Part 2 and we have two more beaches of southern England (Brighton and Selsey ).
5. Brighton. After the happiest city in Britain mentioned in part one of my Beaches section, we now visit Brighton, also known as “London by the Sea”, because you can get here from the capital in just one hour. In the 18th century, Brighton had become a popular SPA – resort and like all other coastal towns, it has retained it’s charm to this day. A lovely pebble beach, a Pier complete with an amusement park, streets lined with the rich architecture of Georgian terraces, plenty of roadside cafees, lots of amusement arcades and complete sexual freedom.The reputation of this liberated city is home to a variety of sexual minorities and boasts the presence of a nudist beach (it is in fact the gay capital of britain).
Past engineering achievements have glorified this town. At low tide, on the waterfront, you can see some concrete sleepers.
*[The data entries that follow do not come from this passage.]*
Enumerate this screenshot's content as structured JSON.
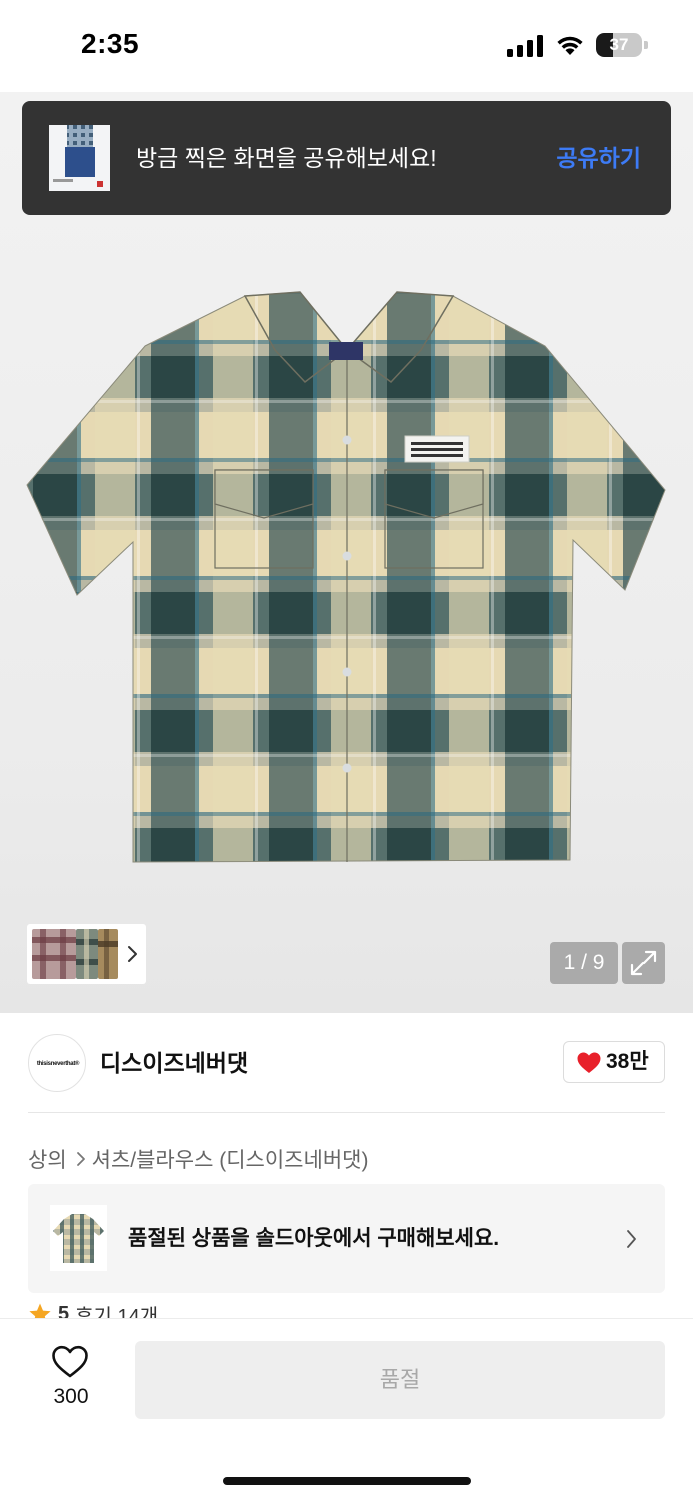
{
  "status_bar": {
    "time": "2:35",
    "battery_level": "37",
    "battery_fraction": 0.37,
    "icons": [
      "signal-icon",
      "wifi-icon",
      "battery-icon"
    ]
  },
  "share_toast": {
    "message": "방금 찍은 화면을 공유해보세요!",
    "action_label": "공유하기",
    "action_color": "#3d7bf5"
  },
  "gallery": {
    "counter": "1 / 9",
    "thumbnails_icon": "chevron-right-icon",
    "expand_icon": "expand-icon"
  },
  "brand": {
    "logo_text": "thisisneverthat®",
    "name": "디스이즈네버댓",
    "like_count": "38만",
    "heart_color": "#e8202a"
  },
  "breadcrumb": {
    "category": "상의",
    "subcategory": "셔츠/블라우스 (디스이즈네버댓)"
  },
  "soldout_banner": {
    "message": "품절된 상품을 솔드아웃에서 구매해보세요."
  },
  "review": {
    "rating": "5",
    "count_label": "후기 14개"
  },
  "bottom_bar": {
    "wish_count": "300",
    "buy_label": "품절"
  }
}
These are the remains of a unique engineering structure, which was designed and brought to life by the engineer/designer Magnus Volk in 1896. The vehicle he built was a blend between a ferry and a tram, it moved along an underwater rail some 4.5 km long at a distance of 90 meters away from the shoreline. This electrically powered railway connected two piers, one on each end of the beach. “Sea bus” as it was called, was named ”Daddy long legs” by the locals, because of its unusual construction. This unique and advanced railway system operated for several years.
After walking along the magnificent promenade you must visit the exotic Royal Pavilion. Narrow streets inherited from the original fishing village will lead you past antique jewelry boutiques and avant-garde shops to this amazing fairytale palace. A most extraordinary palace designed by the architect John Nash in an Indian style and looks like a mini Taj Mahal. The palace was built for the crown prince who eventually became King George IV. The prince used the palace for secret meetings with his mistress. No matter where you stand on the grounds, you can snap great pictures from every angle. Inside the building, you can enjoy the fascinating interior as it is now open to the public.
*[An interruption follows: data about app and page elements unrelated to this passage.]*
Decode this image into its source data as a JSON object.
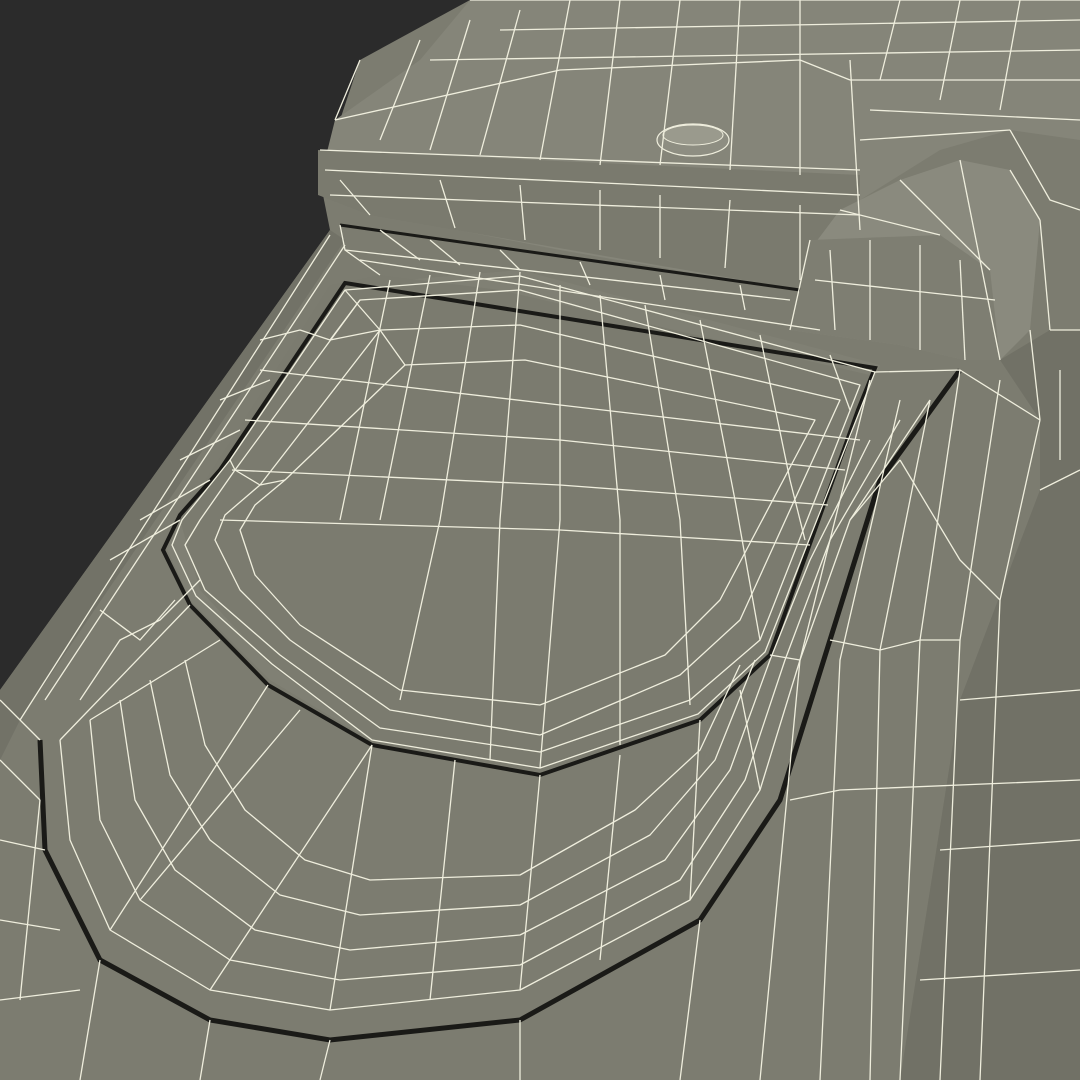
{
  "scene": {
    "subject": "wireframe-3d-model",
    "colors": {
      "background": "#2b2b2b",
      "surface": "#7c7c70",
      "surface_light": "#8a8a7e",
      "surface_dark": "#6a6a5f",
      "wire": "#efeedd",
      "seam": "#1a1a17"
    }
  }
}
The active cultural life of Brighton is worth a mention. Some cities in the world boast extraordinary traditions. Brighton also has many music festivals. The most significant musical event occurred here in 1974, it was the Eurovision Song Contest, when the Swedish pop group ABBA won the top prize with their song “Waterloo.” Thank you, Brighton, for choosing “Abba”, a song which we still enjoy listening to with great nostalgia and much joy. Also, it holds the second largest arts festival in the world, the world’s beard and mustache competition and a festival of the richest people connected with Brighton.
6. Selsey. The small town of Selsey is located at the southern end of the Manhood peninsula. It’s very quiet place, not too fussy and looks very comfortable, so it was on the day we visited and I also noticed that no one was in a hurry. When I saw the sea, I realized why: the bluish-silver mirror of water merges with the horizon and feels as if it goes on to infinity. The pebble beach is considered one of the best and cleanest in West Sussex and is of great scientific interest, because of the unusual rock formations at the bottom of the sea and large stone boulders on the banks. The problem here is that the sea is washing away the coastline and is of great concern to the locals and scientists. It could be that this beautiful beach will one day disappear altogether.
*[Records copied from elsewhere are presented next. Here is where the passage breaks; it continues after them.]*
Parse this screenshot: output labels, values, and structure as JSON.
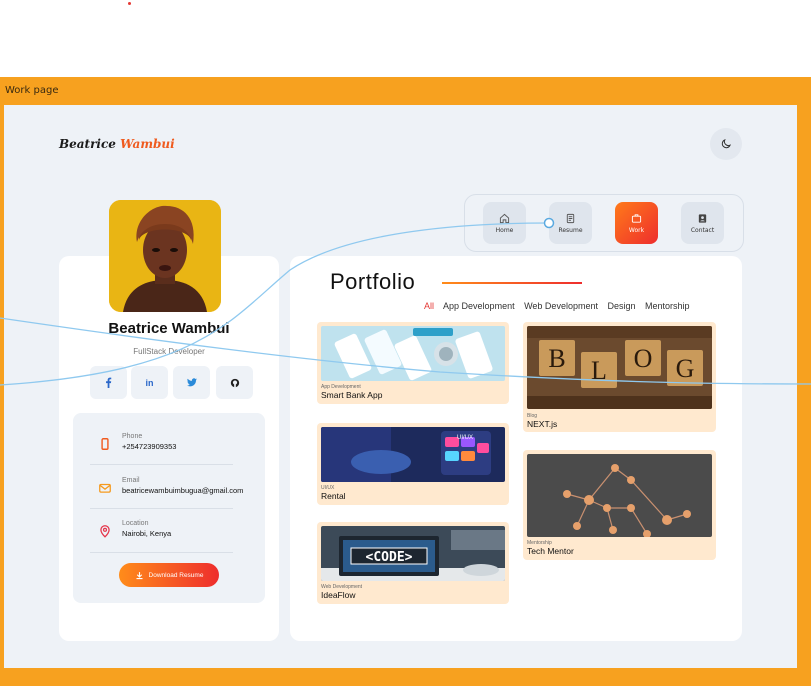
{
  "frame_label": "Work page",
  "brand": {
    "first": "Beatrice",
    "last": "Wambui"
  },
  "nav": [
    {
      "label": "Home",
      "icon": "home-icon"
    },
    {
      "label": "Resume",
      "icon": "document-icon"
    },
    {
      "label": "Work",
      "icon": "briefcase-icon"
    },
    {
      "label": "Contact",
      "icon": "contact-card-icon"
    }
  ],
  "profile": {
    "name": "Beatrice Wambui",
    "role": "FullStack Developer",
    "social": [
      "f",
      "in",
      "twitter",
      "github"
    ],
    "phone_label": "Phone",
    "phone": "+254723909353",
    "email_label": "Email",
    "email": "beatricewambuimbugua@gmail.com",
    "location_label": "Location",
    "location": "Nairobi, Kenya",
    "download_label": "Download Resume"
  },
  "portfolio": {
    "title": "Portfolio",
    "filters": [
      "All",
      "App Development",
      "Web Development",
      "Design",
      "Mentorship"
    ],
    "projects": [
      {
        "category": "App Development",
        "title": "Smart Bank App"
      },
      {
        "category": "Blog",
        "title": "NEXT.js"
      },
      {
        "category": "UI/UX",
        "title": "Rental"
      },
      {
        "category": "Mentorship",
        "title": "Tech Mentor"
      },
      {
        "category": "Web Development",
        "title": "IdeaFlow"
      }
    ],
    "image_text": {
      "blog": [
        "B",
        "L",
        "O",
        "G"
      ],
      "code": "<CODE>",
      "uiux": "UI/UX"
    }
  },
  "colors": {
    "frame": "#f7a11f",
    "accent": "#ee2d2d",
    "accent2": "#ff8c1a",
    "page": "#eef2f7"
  }
}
Once upon a time Selsey was the capital of the South Saxon kingdom. In 1877, they found silver and gold coins on the beach dating back to the Celtic Atrebates rulers and later other gold artifacts with runic inscriptions were also found on this beach, these can now be seen in the British Museum. Nothing here reminds one of the old days and prehistoric life anymore. But the merging of the horizon and the gray-blue sea reminds us of the impermanence of life. Sitting on this beach whilst looking out to sea you can indulge in some philosophical reveries.
Next time in part 3, I will tell all about the English Riviera.